Scott—a trim, ginger-haired man with just a hint of gray in his beard—came to his craft rather late, directing his first feature at 40 after a career in advertising. While growing up in northern England, he spent his Saturdays watching the works of Orson Welles, David Lean, Akira Kurosawa and Ingmar Bergman. Upon seeing a film that struck him, he says he’d ask himself, “What was good about that film? Who was the guy who actually did it?” Ultimately, he concluded, “The guy who really did it was this credit that they run at the front, where it always said director.” Though he hoped to follow in the footsteps of his idols, there were no British film schools in the Fifties. “I wanted to make movies,” he says, “and I didn’t know how because there was no path.”
So instead, Scott enrolled at London’s prestigious Royal College of Art, where he studied graphic design, painting and photography. After graduating he did a stint as a production designer for the BBC before leaving to direct commercials.

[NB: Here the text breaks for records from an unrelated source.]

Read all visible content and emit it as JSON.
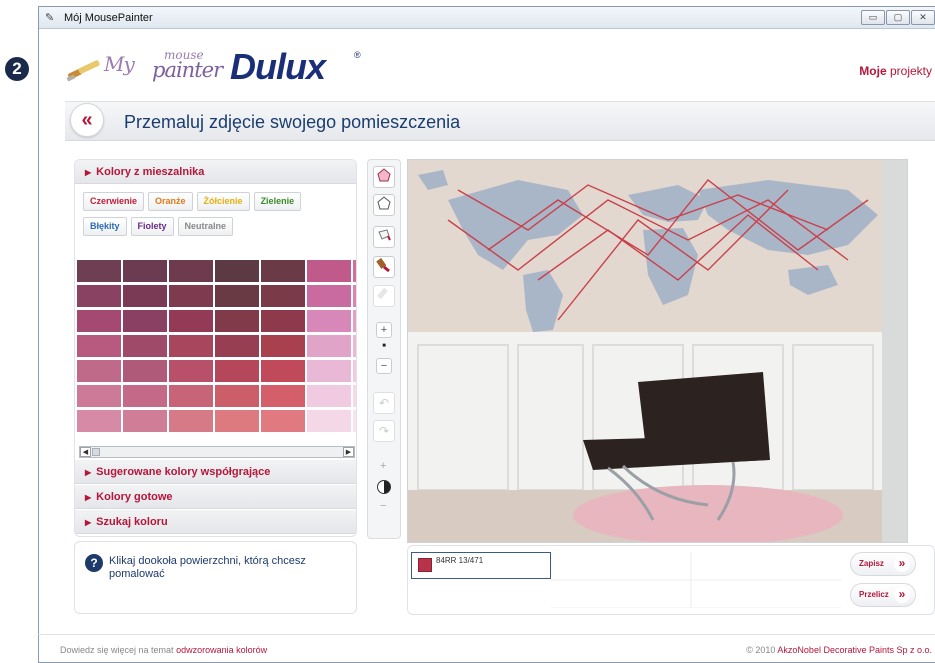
{
  "window": {
    "title": "Mój MousePainter"
  },
  "step_number": "2",
  "logo": {
    "my": "My",
    "mouse": "mouse",
    "painter": "painter",
    "brand": "Dulux",
    "reg": "®"
  },
  "header": {
    "my_projects_bold": "Moje",
    "my_projects_rest": " projekty",
    "back_symbol": "«",
    "title": "Przemaluj zdjęcie swojego pomieszczenia"
  },
  "mixer": {
    "title": "Kolory z mieszalnika",
    "families_row1": [
      {
        "label": "Czerwienie",
        "color": "#c0203a"
      },
      {
        "label": "Oranże",
        "color": "#e07a1a"
      },
      {
        "label": "Żółcienie",
        "color": "#e6b10f"
      },
      {
        "label": "Zielenie",
        "color": "#3c8a2a"
      }
    ],
    "families_row2": [
      {
        "label": "Błękity",
        "color": "#2a6ab5"
      },
      {
        "label": "Fiolety",
        "color": "#6a2a8a"
      },
      {
        "label": "Neutralne",
        "color": "#8a8a8a"
      }
    ],
    "swatch_rows": [
      [
        "#6e3e53",
        "#6b3b52",
        "#6e3a4e",
        "#5c3a44",
        "#6a3a46",
        "#c05a8a",
        "#d0709a"
      ],
      [
        "#8a4262",
        "#7a3a55",
        "#7e3a4f",
        "#6a3a44",
        "#7a3a48",
        "#c96aa0",
        "#d886b0"
      ],
      [
        "#a44a72",
        "#8a4062",
        "#933b56",
        "#803a4a",
        "#8e3a4c",
        "#d888b8",
        "#e4a0c4"
      ],
      [
        "#b85a80",
        "#a04a6a",
        "#a8465e",
        "#983e52",
        "#a8404e",
        "#e0a4c8",
        "#ecb8d4"
      ],
      [
        "#c06a8a",
        "#b05a7a",
        "#b8506a",
        "#b4485a",
        "#c04a5a",
        "#e8b8d6",
        "#f2cadf"
      ],
      [
        "#cc7a98",
        "#c46a88",
        "#c86478",
        "#cc5e6a",
        "#d45e6a",
        "#efcae0",
        "#f6dae8"
      ],
      [
        "#d68aa6",
        "#d07e98",
        "#d67a88",
        "#dc7a80",
        "#e07a80",
        "#f4d8e8",
        "#f9e4ee"
      ]
    ]
  },
  "sections": [
    {
      "label": "Sugerowane kolory współgrające"
    },
    {
      "label": "Kolory gotowe"
    },
    {
      "label": "Szukaj koloru"
    }
  ],
  "hint": {
    "icon": "?",
    "text": "Klikaj dookoła powierzchni, którą chcesz pomalować"
  },
  "tools": {
    "zoom_in": "+",
    "zoom_dot": "■",
    "zoom_out": "−",
    "bright_plus": "+",
    "bright_minus": "−"
  },
  "selected_color": {
    "code": "84RR 13/471",
    "color": "#b8334a"
  },
  "actions": {
    "save": "Zapisz",
    "recalc": "Przelicz",
    "chevron": "»"
  },
  "footer": {
    "left_prefix": "Dowiedz się więcej na temat ",
    "left_link": "odwzorowania kolorów",
    "right_prefix": "© 2010 ",
    "right_link": "AkzoNobel Decorative Paints Sp z o.o."
  }
}
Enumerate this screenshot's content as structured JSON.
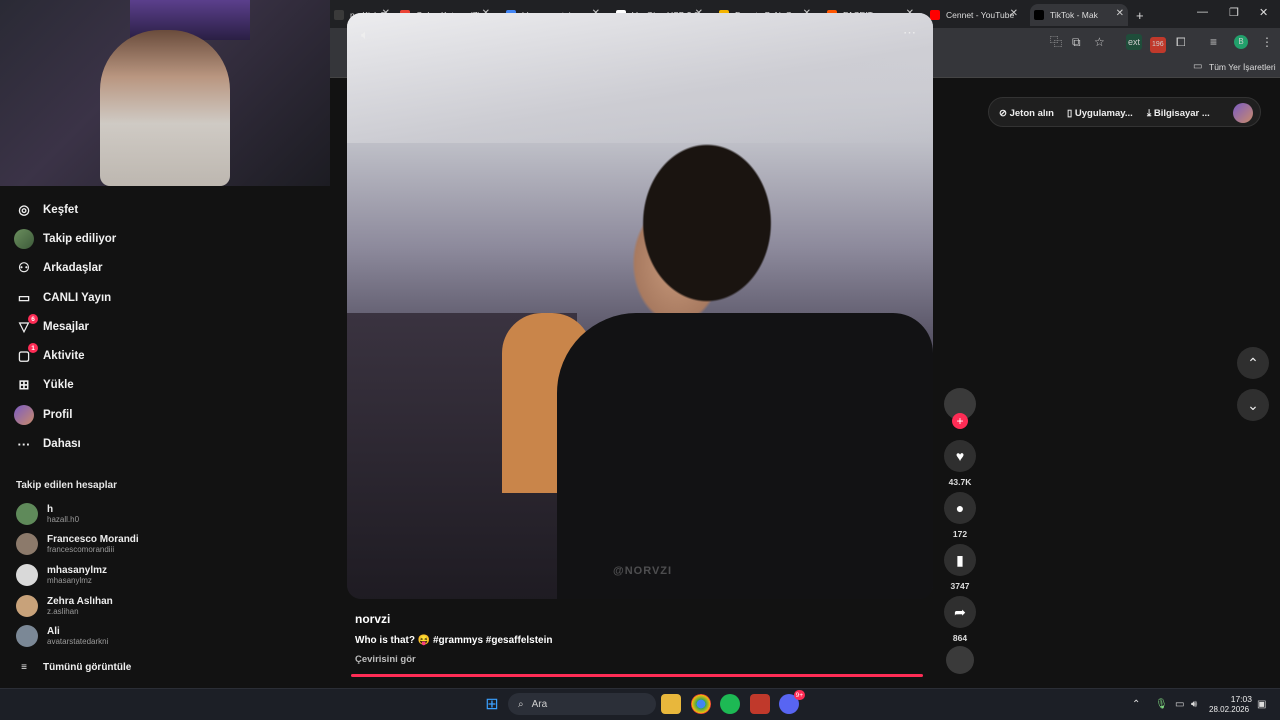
{
  "browser": {
    "tabs": [
      {
        "label": "n - Kick Da",
        "color": "#3a3a3a"
      },
      {
        "label": "Gelen Kutusu (7)",
        "color": "#ea4335"
      },
      {
        "label": "blue mountain s",
        "color": "#4285f4"
      },
      {
        "label": "VegGieg USB 3.0",
        "color": "#ffffff"
      },
      {
        "label": "Donate ByNoGa",
        "color": "#f4b400"
      },
      {
        "label": "FACEIT.com",
        "color": "#ff5500"
      },
      {
        "label": "Cennet - YouTube",
        "color": "#ff0000"
      },
      {
        "label": "TikTok - Mak",
        "color": "#000000"
      }
    ],
    "new_tab": "+",
    "bookmarks_label": "Tüm Yer İşaretleri",
    "profile_letter": "B",
    "ext_badge": "196"
  },
  "sidebar": {
    "items": [
      {
        "label": "Keşfet",
        "icon": "compass-icon",
        "glyph": "◎"
      },
      {
        "label": "Takip ediliyor",
        "icon": "following-avatar",
        "glyph": ""
      },
      {
        "label": "Arkadaşlar",
        "icon": "friends-icon",
        "glyph": "⚇"
      },
      {
        "label": "CANLI Yayın",
        "icon": "live-icon",
        "glyph": "▭"
      },
      {
        "label": "Mesajlar",
        "icon": "messages-icon",
        "glyph": "▽",
        "badge": "6"
      },
      {
        "label": "Aktivite",
        "icon": "activity-icon",
        "glyph": "▢",
        "badge": "1"
      },
      {
        "label": "Yükle",
        "icon": "upload-icon",
        "glyph": "⊞"
      },
      {
        "label": "Profil",
        "icon": "profile-avatar",
        "glyph": ""
      },
      {
        "label": "Dahası",
        "icon": "more-icon",
        "glyph": "···"
      }
    ],
    "following_title": "Takip edilen hesaplar",
    "accounts": [
      {
        "name": "h",
        "handle": "hazall.h0",
        "color": "#5f8a5a"
      },
      {
        "name": "Francesco Morandi",
        "handle": "francescomorandiii",
        "color": "#8c7a6b"
      },
      {
        "name": "mhasanylmz",
        "handle": "mhasanylmz",
        "color": "#d9d9d9"
      },
      {
        "name": "Zehra Aslıhan",
        "handle": "z.aslihan",
        "color": "#c8a27a"
      },
      {
        "name": "Ali",
        "handle": "avatarstatedarkni",
        "color": "#7b8896"
      }
    ],
    "see_all": "Tümünü görüntüle"
  },
  "video": {
    "author": "norvzi",
    "caption": "Who is that? 😝 #grammys #gesaffelstein",
    "translate": "Çevirisini gör",
    "watermark": "@NORVZI",
    "progress_fraction": 0.99
  },
  "actions": {
    "likes": "43.7K",
    "comments": "172",
    "saves": "3747",
    "shares": "864"
  },
  "topbar": {
    "coins": "Jeton alın",
    "app": "Uygulamay...",
    "desktop": "Bilgisayar ..."
  },
  "taskbar": {
    "search_placeholder": "Ara",
    "time": "17:03",
    "date": "28.02.2026",
    "discord_badge": "9+"
  }
}
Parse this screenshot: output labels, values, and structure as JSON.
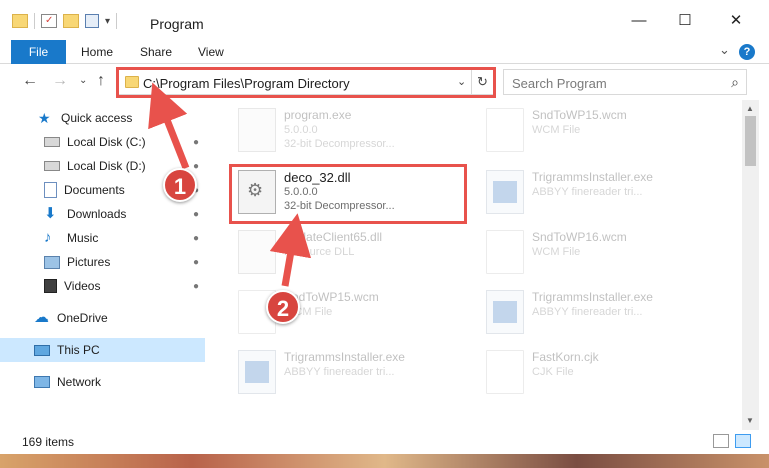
{
  "window": {
    "title": "Program",
    "min": "—",
    "max": "☐",
    "close": "✕"
  },
  "ribbon": {
    "file": "File",
    "home": "Home",
    "share": "Share",
    "view": "View",
    "expand": "⌄",
    "help": "?"
  },
  "nav": {
    "back": "←",
    "forward": "→",
    "recent": "⌄",
    "up": "↑",
    "address": "C:\\Program Files\\Program Directory",
    "address_dropdown": "⌄",
    "refresh": "↻",
    "search_placeholder": "Search Program",
    "search_icon": "⌕"
  },
  "sidebar": {
    "items": [
      {
        "label": "Quick access",
        "icon": "star-icon"
      },
      {
        "label": "Local Disk (C:)",
        "icon": "drive-icon"
      },
      {
        "label": "Local Disk (D:)",
        "icon": "drive-icon"
      },
      {
        "label": "Documents",
        "icon": "documents-icon"
      },
      {
        "label": "Downloads",
        "icon": "download-icon"
      },
      {
        "label": "Music",
        "icon": "music-icon"
      },
      {
        "label": "Pictures",
        "icon": "pictures-icon"
      },
      {
        "label": "Videos",
        "icon": "videos-icon"
      },
      {
        "label": "OneDrive",
        "icon": "cloud-icon"
      },
      {
        "label": "This PC",
        "icon": "computer-icon"
      },
      {
        "label": "Network",
        "icon": "network-icon"
      }
    ],
    "pin_glyph": "📌"
  },
  "files": [
    {
      "name": "program.exe",
      "line2": "5.0.0.0",
      "line3": "32-bit Decompressor...",
      "icon": "exe-icon"
    },
    {
      "name": "SndToWP15.wcm",
      "line2": "WCM File",
      "line3": "",
      "icon": "document-icon"
    },
    {
      "name": "deco_32.dll",
      "line2": "5.0.0.0",
      "line3": "32-bit Decompressor...",
      "icon": "dll-gear-icon"
    },
    {
      "name": "TrigrammsInstaller.exe",
      "line2": "ABBYY finereader tri...",
      "line3": "",
      "icon": "installer-icon"
    },
    {
      "name": "UpdateClient65.dll",
      "line2": "Resource DLL",
      "line3": "",
      "icon": "dll-gear-icon"
    },
    {
      "name": "SndToWP16.wcm",
      "line2": "WCM File",
      "line3": "",
      "icon": "document-icon"
    },
    {
      "name": "SndToWP15.wcm",
      "line2": "WCM File",
      "line3": "",
      "icon": "document-icon"
    },
    {
      "name": "TrigrammsInstaller.exe",
      "line2": "ABBYY finereader tri...",
      "line3": "",
      "icon": "installer-icon"
    },
    {
      "name": "TrigrammsInstaller.exe",
      "line2": "ABBYY finereader tri...",
      "line3": "",
      "icon": "installer-icon"
    },
    {
      "name": "FastKorn.cjk",
      "line2": "CJK File",
      "line3": "",
      "icon": "document-icon"
    }
  ],
  "status": {
    "count": "169 items"
  },
  "annotations": {
    "callout1": "1",
    "callout2": "2",
    "color": "#e8524c"
  },
  "colors": {
    "accent": "#1979ca",
    "selection": "#cce8ff"
  }
}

In 1968 he and his younger brother, Tony (who went on to direct such films as Top Gun and Man on Fire), started a commercial production company, known today as RSA, which is considered one of the most respected creative firms in the ad world. Though it now has offices in London, New York and L.A., RSA remains something of a family concern, with all three of Scott’s grown children—sons Jake and Luke and daughter Jordan—working there as directors. (After two marriages, Scott has been involved with actress Giannina Facio for the past 17 years.)
Scott had never given up his dream of a film career, but even after directing more than 2,000 commercials he couldn’t land a meeting in Hollywood. So, in 1976, he used his own money to buy a script, The Duellists, based on a Joseph Conrad story, and set off to shoot in France with young stars Keith Carradine and Harvey Keitel.